Sara Rosso
Sara Rosso
Director of Product Marketing, HubSpot | Formerly Early hire @ Automattic (WordPress.com, WordPress VIP)April 7

See this answer for how we work as a 100% distributed company. We work a lot in "public."

As for updates, the entire company publishes bi-weekly updates on a special p2/site that's meant to aggregate the most important updates from each team or division across the company. This is the opportunity for the team to highlight wins, lessons learned, or changes the rest of the company shouldn't miss. And it's great to be able to link to specific project, research, or test results for more details without overwhelming the person reading.

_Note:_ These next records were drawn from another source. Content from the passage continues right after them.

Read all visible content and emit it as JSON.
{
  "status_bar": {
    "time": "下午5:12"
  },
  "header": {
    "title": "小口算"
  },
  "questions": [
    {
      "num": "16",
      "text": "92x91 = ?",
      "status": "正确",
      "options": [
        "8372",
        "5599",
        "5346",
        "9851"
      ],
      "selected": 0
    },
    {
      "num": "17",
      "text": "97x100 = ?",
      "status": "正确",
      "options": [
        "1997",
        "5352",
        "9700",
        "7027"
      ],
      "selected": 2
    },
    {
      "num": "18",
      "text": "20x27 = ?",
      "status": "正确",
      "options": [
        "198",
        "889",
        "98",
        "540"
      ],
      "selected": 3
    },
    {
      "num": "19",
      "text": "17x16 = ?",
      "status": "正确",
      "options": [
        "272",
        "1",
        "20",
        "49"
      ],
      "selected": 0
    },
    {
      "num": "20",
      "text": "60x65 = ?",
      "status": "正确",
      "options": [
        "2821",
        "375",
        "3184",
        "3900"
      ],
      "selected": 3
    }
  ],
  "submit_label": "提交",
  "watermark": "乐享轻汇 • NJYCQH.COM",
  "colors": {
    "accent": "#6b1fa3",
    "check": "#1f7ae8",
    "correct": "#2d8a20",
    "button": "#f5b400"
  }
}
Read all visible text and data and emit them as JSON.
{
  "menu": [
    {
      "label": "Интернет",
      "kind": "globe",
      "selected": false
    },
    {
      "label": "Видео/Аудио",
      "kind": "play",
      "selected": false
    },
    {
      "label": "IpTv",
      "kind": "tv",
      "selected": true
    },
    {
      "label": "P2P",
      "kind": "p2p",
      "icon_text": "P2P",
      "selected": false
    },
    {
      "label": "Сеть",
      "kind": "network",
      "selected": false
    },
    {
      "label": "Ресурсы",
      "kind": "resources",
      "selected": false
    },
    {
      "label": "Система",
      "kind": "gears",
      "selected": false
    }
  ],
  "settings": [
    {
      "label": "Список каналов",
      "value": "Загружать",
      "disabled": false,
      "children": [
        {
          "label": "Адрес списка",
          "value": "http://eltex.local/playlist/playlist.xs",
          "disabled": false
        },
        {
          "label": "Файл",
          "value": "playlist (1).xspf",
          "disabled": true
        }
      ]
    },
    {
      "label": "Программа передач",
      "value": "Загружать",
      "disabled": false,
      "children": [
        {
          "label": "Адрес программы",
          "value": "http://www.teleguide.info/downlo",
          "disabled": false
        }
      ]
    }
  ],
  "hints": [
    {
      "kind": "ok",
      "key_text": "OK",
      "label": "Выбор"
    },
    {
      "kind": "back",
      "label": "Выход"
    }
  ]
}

Sara Rosso
Sara Rosso
Director of Product Marketing, HubSpot | Formerly Early hire @ Automattic (WordPress.com, WordPress VIP)August 4

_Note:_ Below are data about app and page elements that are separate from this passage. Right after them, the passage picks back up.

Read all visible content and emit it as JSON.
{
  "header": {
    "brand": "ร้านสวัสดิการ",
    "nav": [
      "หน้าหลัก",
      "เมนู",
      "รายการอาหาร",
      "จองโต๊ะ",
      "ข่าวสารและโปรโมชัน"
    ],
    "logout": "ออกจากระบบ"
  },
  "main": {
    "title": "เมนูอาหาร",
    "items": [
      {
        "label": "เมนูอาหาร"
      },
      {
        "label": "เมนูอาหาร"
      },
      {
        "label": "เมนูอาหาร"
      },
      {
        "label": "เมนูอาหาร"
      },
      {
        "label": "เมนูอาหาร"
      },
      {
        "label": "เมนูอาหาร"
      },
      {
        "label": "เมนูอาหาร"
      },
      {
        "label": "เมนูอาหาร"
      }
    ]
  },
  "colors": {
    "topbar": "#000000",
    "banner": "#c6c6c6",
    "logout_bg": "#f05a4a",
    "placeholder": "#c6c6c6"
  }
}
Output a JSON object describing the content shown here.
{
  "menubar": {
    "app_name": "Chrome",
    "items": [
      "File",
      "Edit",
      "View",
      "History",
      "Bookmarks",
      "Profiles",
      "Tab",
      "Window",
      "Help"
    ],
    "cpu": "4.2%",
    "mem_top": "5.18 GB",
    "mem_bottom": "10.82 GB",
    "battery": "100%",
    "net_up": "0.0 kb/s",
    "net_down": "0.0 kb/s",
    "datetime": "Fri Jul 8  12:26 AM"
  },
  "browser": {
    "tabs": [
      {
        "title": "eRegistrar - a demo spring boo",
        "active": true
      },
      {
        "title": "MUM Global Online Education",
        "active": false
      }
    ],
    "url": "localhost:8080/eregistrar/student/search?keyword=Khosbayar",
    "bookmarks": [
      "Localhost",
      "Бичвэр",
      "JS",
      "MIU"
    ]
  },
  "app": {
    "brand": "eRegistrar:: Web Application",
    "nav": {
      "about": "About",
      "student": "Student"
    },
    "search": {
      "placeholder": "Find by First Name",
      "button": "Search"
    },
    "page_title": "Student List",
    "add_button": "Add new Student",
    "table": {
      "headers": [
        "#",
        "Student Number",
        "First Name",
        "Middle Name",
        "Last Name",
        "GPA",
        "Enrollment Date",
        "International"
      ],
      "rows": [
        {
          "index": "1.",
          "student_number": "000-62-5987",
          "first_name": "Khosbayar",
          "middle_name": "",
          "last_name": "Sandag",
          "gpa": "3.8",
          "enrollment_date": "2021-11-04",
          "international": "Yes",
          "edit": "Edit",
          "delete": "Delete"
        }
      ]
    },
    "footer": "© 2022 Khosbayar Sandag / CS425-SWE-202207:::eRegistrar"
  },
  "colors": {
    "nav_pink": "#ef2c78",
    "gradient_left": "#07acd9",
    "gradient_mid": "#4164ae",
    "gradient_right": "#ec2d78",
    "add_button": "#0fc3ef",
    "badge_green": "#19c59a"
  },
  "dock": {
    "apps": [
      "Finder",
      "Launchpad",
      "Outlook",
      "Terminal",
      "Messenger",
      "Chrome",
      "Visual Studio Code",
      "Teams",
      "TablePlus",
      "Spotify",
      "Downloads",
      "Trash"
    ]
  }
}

Having worked on both the B2B and B2C markets, as David above says, the sales cycle length is completely different, and B2B can be weeks or months depending on the product and budget approval needed. 

With a startup you might be able to get to the decision maker or budget holder much faster than an enterprise, but depending on the product it might not be an essential buy for them depending on what stage they're in - make sure to factor in what Series / stage the startup is in to your planning. 

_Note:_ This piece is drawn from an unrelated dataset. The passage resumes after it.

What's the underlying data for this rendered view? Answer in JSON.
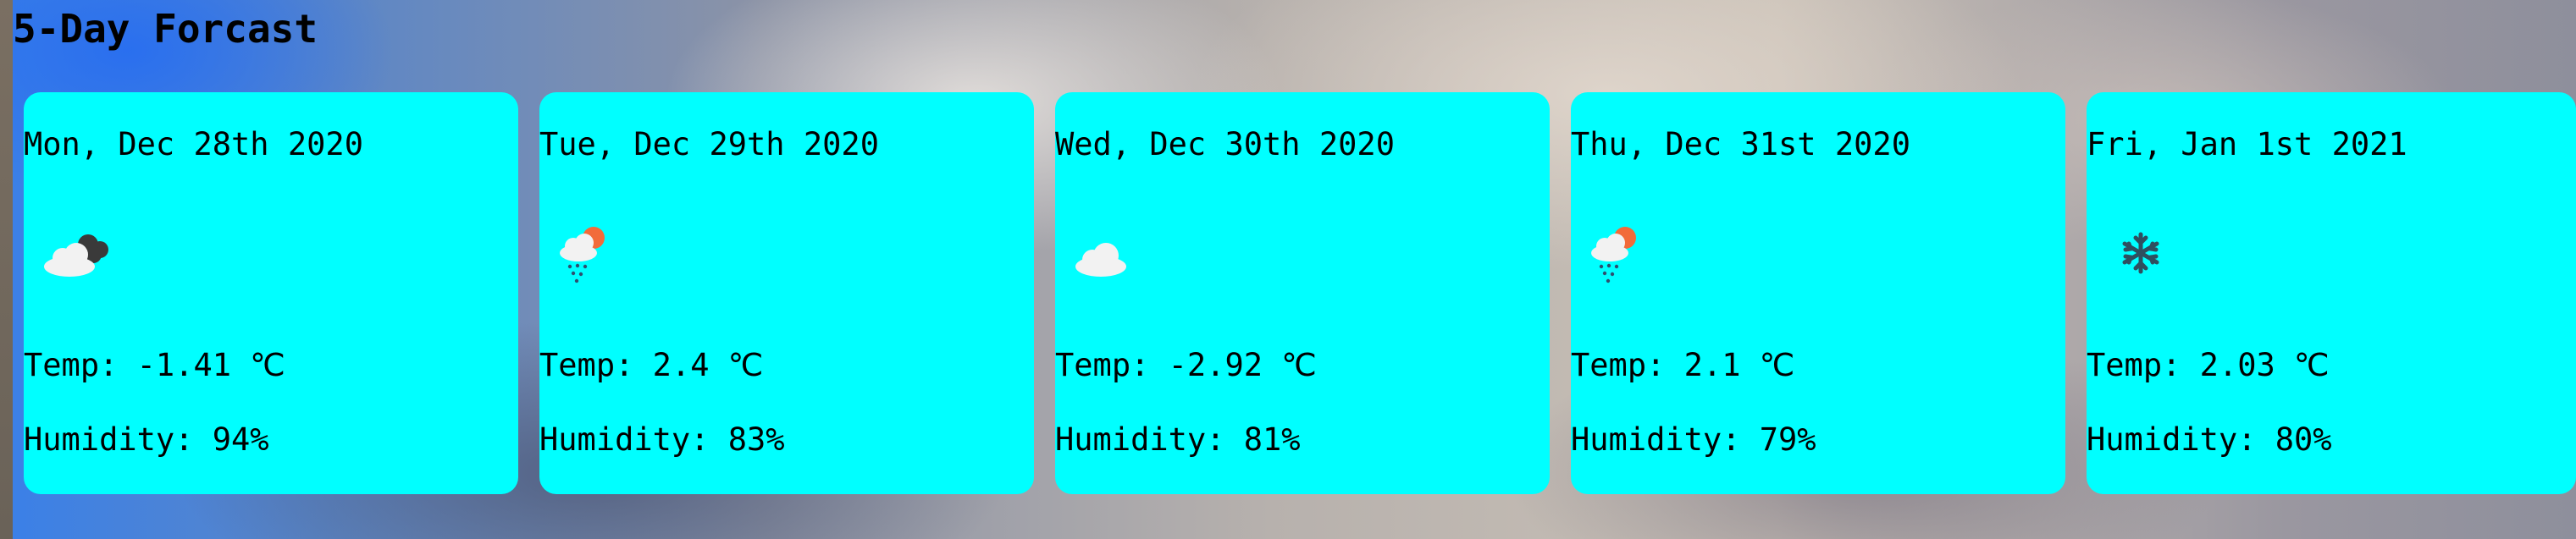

Sara Rosso
Sara Rosso
Director of Product Marketing, HubSpot | Formerly Early hire @ Automattic (WordPress.com, WordPress VIP)August 4

Foundational qualitative research should be done as soon as you are able, and also ahead of any major product shifts or market expansions.

We've also explored qualitative research with "the ones who got away" - lost, paying customers. Understanding where we've failed them or where competition has become a better alternative has also been really helpful - sometimes it's a solution we already have that they weren't able to find easily and we can make changes without largely changing the product.

The quicker you can engage lost customers, the better, because once they've left their desire to give feedback (or even remember) greatly diminishes the more time has passed. 

Sara Rosso
Sara Rosso
Director of Product Marketing, HubSpot | Formerly Early hire @ Automattic (WordPress.com, WordPress VIP)August 4

I think you need a mix of experiences AND data to transform what might seem like different opinions into persuasive arguments with impact. 

Experiences provide the context and detail, relatable quotes or example customer pain points, etc., and Data provides the measurement - how big of a problem is this? How easily can we quantify it? What impact might it have? That way it can be prioritized.

In your example, perhaps a sales team says "Customers tell us they want this feature / benefit we don't have." with the data, you're also able to say "And we lost X opportunities this month because we don't have it" and perhaps influence the product roadmap or at least the competitive messaging in the short-term.

Sara Rosso
Sara Rosso
Director of Product Marketing, HubSpot | Formerly Early hire @ Automattic (WordPress.com, WordPress VIP)February 24

It depends on what you'd like to accomplish - Zoom is great for video because you can shift between a very personal feeling like showing all participants on video, to more formal broadcasting with focusing on you as a single speaker or spotlighting an entire panel. I don't think Zoom's chat function is as robust as it could be compared to other tools, so if you're dependent on that to surface questions or engage customers you might look at others. We've used GoToWebinar and Crowdcast as well. If you're looking for webinars as a lead funnel versus engaging with or educating existing / known customers you'll value different features. 

Sara Rosso
Sara Rosso
Director of Product Marketing, HubSpot
Sara Rosso
Sara Rosso
Director of Product Marketing, HubSpot
Credentials & Highlights
Director of Product Marketing at HubSpot
Formerly Early hire @ Automattic (WordPress.com, WordPress VIP)
Top Product Marketing Mentor List
Product Marketing AMA Contributor
Lives In San Francisco Bay Area
Knows About Product Launches, Stakeholder Management, Go-To-Market Strategy, Pricing and Packagin...more